EXERCISE DIRECTIONS
What you give back must match the records below word for word.

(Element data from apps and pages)
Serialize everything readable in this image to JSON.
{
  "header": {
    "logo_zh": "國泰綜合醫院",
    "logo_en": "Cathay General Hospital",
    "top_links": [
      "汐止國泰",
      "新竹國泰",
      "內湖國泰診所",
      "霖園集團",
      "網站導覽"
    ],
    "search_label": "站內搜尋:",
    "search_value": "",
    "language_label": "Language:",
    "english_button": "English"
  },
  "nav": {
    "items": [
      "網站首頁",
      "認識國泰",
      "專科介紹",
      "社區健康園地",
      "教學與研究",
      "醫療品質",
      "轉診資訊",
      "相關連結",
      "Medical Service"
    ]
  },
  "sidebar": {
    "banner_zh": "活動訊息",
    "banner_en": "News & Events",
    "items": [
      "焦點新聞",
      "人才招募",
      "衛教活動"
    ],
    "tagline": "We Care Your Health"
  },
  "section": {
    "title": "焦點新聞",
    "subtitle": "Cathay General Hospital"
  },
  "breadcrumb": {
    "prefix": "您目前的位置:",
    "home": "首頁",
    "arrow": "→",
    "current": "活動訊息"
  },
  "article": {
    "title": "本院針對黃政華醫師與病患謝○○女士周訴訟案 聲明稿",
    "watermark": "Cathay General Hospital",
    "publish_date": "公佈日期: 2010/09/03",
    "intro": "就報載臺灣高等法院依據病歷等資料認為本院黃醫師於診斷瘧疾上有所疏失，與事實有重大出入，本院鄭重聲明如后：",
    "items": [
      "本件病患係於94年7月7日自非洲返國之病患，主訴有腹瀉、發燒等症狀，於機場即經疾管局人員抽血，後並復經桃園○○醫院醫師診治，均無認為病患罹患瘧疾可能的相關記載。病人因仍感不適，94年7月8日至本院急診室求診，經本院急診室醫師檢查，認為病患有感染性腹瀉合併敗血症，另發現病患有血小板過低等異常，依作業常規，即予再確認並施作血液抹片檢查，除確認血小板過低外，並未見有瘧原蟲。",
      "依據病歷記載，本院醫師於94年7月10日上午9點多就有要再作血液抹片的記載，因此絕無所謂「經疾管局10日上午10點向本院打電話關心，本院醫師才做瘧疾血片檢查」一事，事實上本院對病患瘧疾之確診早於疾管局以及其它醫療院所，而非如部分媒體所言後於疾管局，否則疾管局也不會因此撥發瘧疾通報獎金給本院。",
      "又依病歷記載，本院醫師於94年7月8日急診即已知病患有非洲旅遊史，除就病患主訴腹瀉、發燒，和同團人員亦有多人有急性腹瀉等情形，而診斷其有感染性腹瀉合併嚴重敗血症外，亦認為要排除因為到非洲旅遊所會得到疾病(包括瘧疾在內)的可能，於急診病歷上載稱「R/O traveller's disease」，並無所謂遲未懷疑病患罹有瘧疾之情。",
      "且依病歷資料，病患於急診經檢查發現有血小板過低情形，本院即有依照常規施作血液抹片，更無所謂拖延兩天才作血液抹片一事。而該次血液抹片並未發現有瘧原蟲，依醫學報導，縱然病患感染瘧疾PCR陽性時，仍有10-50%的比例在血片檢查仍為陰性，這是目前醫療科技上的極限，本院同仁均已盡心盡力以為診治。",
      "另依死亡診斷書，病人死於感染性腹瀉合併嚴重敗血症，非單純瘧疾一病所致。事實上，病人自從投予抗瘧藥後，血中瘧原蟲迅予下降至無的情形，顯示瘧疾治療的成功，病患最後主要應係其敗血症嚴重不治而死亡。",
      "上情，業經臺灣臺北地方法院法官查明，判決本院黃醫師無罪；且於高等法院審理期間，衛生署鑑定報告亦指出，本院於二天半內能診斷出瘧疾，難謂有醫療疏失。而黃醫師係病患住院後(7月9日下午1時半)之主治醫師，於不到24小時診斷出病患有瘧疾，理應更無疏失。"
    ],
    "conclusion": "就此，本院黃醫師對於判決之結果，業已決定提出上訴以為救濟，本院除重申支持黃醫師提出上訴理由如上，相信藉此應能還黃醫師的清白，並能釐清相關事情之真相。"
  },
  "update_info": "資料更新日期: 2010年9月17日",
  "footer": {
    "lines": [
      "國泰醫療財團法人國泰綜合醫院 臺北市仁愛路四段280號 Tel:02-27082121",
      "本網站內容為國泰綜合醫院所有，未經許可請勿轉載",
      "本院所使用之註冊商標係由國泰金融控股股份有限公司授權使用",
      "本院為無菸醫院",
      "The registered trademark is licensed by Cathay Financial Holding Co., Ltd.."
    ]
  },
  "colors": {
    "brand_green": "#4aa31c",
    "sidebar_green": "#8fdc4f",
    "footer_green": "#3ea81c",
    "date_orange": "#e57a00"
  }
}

ANSWER FOR THE TASK
Serialize everything readable in this image to JSON.
{
  "header": {
    "logo_zh": "國泰綜合醫院",
    "logo_en": "Cathay General Hospital",
    "top_links": [
      "汐止國泰",
      "新竹國泰",
      "內湖國泰診所",
      "霖園集團",
      "網站導覽"
    ],
    "search_label": "站內搜尋:",
    "search_value": "",
    "language_label": "Language:",
    "english_button": "English"
  },
  "nav": {
    "items": [
      "網站首頁",
      "認識國泰",
      "專科介紹",
      "社區健康園地",
      "教學與研究",
      "醫療品質",
      "轉診資訊",
      "相關連結",
      "Medical Service"
    ]
  },
  "sidebar": {
    "banner_zh": "活動訊息",
    "banner_en": "News & Events",
    "items": [
      "焦點新聞",
      "人才招募",
      "衛教活動"
    ],
    "tagline": "We Care Your Health"
  },
  "section": {
    "title": "焦點新聞",
    "subtitle": "Cathay General Hospital"
  },
  "breadcrumb": {
    "prefix": "您目前的位置:",
    "home": "首頁",
    "arrow": "→",
    "current": "活動訊息"
  },
  "article": {
    "title": "本院針對黃政華醫師與病患謝○○女士周訴訟案 聲明稿",
    "watermark": "Cathay General Hospital",
    "publish_date": "公佈日期: 2010/09/03",
    "intro": "就報載臺灣高等法院依據病歷等資料認為本院黃醫師於診斷瘧疾上有所疏失，與事實有重大出入，本院鄭重聲明如后：",
    "items": [
      "本件病患係於94年7月7日自非洲返國之病患，主訴有腹瀉、發燒等症狀，於機場即經疾管局人員抽血，後並復經桃園○○醫院醫師診治，均無認為病患罹患瘧疾可能的相關記載。病人因仍感不適，94年7月8日至本院急診室求診，經本院急診室醫師檢查，認為病患有感染性腹瀉合併敗血症，另發現病患有血小板過低等異常，依作業常規，即予再確認並施作血液抹片檢查，除確認血小板過低外，並未見有瘧原蟲。",
      "依據病歷記載，本院醫師於94年7月10日上午9點多就有要再作血液抹片的記載，因此絕無所謂「經疾管局10日上午10點向本院打電話關心，本院醫師才做瘧疾血片檢查」一事，事實上本院對病患瘧疾之確診早於疾管局以及其它醫療院所，而非如部分媒體所言後於疾管局，否則疾管局也不會因此撥發瘧疾通報獎金給本院。",
      "又依病歷記載，本院醫師於94年7月8日急診即已知病患有非洲旅遊史，除就病患主訴腹瀉、發燒，和同團人員亦有多人有急性腹瀉等情形，而診斷其有感染性腹瀉合併嚴重敗血症外，亦認為要排除因為到非洲旅遊所會得到疾病(包括瘧疾在內)的可能，於急診病歷上載稱「R/O traveller's disease」，並無所謂遲未懷疑病患罹有瘧疾之情。",
      "且依病歷資料，病患於急診經檢查發現有血小板過低情形，本院即有依照常規施作血液抹片，更無所謂拖延兩天才作血液抹片一事。而該次血液抹片並未發現有瘧原蟲，依醫學報導，縱然病患感染瘧疾PCR陽性時，仍有10-50%的比例在血片檢查仍為陰性，這是目前醫療科技上的極限，本院同仁均已盡心盡力以為診治。",
      "另依死亡診斷書，病人死於感染性腹瀉合併嚴重敗血症，非單純瘧疾一病所致。事實上，病人自從投予抗瘧藥後，血中瘧原蟲迅予下降至無的情形，顯示瘧疾治療的成功，病患最後主要應係其敗血症嚴重不治而死亡。",
      "上情，業經臺灣臺北地方法院法官查明，判決本院黃醫師無罪；且於高等法院審理期間，衛生署鑑定報告亦指出，本院於二天半內能診斷出瘧疾，難謂有醫療疏失。而黃醫師係病患住院後(7月9日下午1時半)之主治醫師，於不到24小時診斷出病患有瘧疾，理應更無疏失。"
    ],
    "conclusion": "就此，本院黃醫師對於判決之結果，業已決定提出上訴以為救濟，本院除重申支持黃醫師提出上訴理由如上，相信藉此應能還黃醫師的清白，並能釐清相關事情之真相。"
  },
  "update_info": "資料更新日期: 2010年9月17日",
  "footer": {
    "lines": [
      "國泰醫療財團法人國泰綜合醫院 臺北市仁愛路四段280號 Tel:02-27082121",
      "本網站內容為國泰綜合醫院所有，未經許可請勿轉載",
      "本院所使用之註冊商標係由國泰金融控股股份有限公司授權使用",
      "本院為無菸醫院",
      "The registered trademark is licensed by Cathay Financial Holding Co., Ltd.."
    ]
  },
  "colors": {
    "brand_green": "#4aa31c",
    "sidebar_green": "#8fdc4f",
    "footer_green": "#3ea81c",
    "date_orange": "#e57a00"
  }
}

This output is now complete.